(ACTIVITY): If a line in the entries below includes "JSON", pick it out and copy it.

(MATERIAL PROVIDED):
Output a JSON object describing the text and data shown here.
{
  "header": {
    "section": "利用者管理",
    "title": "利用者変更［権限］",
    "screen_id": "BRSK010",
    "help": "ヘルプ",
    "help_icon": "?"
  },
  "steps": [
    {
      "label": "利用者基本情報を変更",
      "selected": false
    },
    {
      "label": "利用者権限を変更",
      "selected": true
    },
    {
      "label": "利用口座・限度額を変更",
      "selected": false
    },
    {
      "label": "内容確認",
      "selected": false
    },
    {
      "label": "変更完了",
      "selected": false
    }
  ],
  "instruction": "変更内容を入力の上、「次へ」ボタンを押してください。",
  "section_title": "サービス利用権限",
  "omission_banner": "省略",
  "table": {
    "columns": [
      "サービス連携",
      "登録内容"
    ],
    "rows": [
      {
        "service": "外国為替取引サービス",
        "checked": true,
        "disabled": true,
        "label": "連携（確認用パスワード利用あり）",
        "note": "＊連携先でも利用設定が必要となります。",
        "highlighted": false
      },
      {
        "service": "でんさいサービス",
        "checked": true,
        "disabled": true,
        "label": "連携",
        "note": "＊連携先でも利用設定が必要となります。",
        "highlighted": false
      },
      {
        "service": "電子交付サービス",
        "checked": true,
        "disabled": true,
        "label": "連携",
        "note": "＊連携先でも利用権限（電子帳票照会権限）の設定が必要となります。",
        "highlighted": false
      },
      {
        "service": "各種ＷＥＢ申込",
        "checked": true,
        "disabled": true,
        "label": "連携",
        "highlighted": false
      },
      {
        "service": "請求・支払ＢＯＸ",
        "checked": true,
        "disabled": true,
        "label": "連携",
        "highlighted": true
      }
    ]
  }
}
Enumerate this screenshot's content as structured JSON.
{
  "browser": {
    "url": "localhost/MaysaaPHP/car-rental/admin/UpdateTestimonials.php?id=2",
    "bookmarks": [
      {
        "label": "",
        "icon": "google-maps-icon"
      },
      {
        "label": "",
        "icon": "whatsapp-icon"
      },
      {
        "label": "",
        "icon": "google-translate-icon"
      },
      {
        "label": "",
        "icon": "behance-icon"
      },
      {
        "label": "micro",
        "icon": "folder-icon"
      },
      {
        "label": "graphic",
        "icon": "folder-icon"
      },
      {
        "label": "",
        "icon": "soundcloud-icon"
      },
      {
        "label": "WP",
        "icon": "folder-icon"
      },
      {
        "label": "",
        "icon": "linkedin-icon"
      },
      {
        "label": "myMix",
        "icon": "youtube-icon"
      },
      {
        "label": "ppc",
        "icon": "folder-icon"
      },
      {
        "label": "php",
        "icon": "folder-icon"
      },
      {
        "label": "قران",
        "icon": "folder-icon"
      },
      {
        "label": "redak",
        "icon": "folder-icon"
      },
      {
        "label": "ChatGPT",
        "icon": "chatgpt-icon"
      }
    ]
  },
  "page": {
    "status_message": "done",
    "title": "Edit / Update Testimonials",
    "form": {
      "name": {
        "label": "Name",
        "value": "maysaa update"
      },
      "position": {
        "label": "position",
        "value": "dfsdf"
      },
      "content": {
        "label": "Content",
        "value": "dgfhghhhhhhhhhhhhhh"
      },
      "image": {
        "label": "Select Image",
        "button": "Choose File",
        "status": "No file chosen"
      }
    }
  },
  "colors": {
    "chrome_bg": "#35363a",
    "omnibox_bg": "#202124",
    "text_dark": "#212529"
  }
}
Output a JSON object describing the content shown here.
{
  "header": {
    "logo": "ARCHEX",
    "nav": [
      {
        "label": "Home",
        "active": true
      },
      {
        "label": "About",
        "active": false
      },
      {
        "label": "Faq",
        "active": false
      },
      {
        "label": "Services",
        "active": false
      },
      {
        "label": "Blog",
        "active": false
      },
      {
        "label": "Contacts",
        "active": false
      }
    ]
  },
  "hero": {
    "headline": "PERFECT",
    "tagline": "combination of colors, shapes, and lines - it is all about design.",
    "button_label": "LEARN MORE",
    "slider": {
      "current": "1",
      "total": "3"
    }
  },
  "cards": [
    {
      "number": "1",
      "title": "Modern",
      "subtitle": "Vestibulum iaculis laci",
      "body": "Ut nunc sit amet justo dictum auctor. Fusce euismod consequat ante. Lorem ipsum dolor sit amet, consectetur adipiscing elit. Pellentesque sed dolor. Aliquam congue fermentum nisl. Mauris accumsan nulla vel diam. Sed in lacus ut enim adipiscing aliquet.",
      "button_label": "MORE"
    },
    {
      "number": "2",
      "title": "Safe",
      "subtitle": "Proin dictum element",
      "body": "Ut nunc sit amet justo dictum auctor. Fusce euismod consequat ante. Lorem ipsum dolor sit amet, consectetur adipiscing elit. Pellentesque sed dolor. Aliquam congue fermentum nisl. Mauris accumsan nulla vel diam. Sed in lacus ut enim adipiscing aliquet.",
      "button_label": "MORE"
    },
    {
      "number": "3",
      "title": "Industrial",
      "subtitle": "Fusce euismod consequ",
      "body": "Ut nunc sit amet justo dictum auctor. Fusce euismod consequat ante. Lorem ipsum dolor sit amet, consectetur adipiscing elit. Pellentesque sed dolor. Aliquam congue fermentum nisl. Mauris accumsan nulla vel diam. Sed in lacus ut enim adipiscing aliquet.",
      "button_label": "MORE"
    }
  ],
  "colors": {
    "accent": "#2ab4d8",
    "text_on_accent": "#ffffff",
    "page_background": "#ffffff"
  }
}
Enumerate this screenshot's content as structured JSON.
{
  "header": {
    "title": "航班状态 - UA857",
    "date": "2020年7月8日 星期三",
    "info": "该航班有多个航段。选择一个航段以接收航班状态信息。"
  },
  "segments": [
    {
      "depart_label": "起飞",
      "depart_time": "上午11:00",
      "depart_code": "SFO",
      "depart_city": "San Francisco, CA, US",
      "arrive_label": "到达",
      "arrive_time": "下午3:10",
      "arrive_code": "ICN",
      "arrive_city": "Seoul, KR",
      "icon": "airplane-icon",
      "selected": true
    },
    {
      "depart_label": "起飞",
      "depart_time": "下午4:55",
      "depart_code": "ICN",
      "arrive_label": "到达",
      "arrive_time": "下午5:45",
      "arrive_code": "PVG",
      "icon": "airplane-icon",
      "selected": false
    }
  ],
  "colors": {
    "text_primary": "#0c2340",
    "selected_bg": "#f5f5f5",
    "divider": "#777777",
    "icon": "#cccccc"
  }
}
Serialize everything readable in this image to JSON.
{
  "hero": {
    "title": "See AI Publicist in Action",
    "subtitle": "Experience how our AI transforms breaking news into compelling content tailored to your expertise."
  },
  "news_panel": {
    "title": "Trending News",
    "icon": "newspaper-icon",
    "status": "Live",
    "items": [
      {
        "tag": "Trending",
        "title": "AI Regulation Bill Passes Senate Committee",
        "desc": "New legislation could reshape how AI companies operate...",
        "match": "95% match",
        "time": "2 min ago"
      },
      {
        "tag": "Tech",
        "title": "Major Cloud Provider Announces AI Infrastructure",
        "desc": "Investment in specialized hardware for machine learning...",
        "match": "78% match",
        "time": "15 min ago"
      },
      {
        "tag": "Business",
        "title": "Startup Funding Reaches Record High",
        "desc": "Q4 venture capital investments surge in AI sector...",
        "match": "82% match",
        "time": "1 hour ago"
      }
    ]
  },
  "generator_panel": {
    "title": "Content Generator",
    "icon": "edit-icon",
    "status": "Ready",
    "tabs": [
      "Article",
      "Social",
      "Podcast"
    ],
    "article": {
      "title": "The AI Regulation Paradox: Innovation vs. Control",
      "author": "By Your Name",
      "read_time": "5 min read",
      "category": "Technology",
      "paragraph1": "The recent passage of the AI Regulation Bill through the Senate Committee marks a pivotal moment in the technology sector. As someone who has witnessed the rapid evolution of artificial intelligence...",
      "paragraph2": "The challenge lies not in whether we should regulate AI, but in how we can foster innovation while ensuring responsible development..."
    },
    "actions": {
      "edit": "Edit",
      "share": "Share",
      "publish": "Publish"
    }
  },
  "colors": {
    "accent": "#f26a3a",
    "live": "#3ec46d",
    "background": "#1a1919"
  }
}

(RESPONSE TO THE EXERCISE):
Output a JSON object describing the text and data shown here.
Enumerate this screenshot's content as structured JSON.
Output a JSON object describing the content shown here.
Enumerate this screenshot's content as structured JSON.
Serialize everything readable in this image to JSON.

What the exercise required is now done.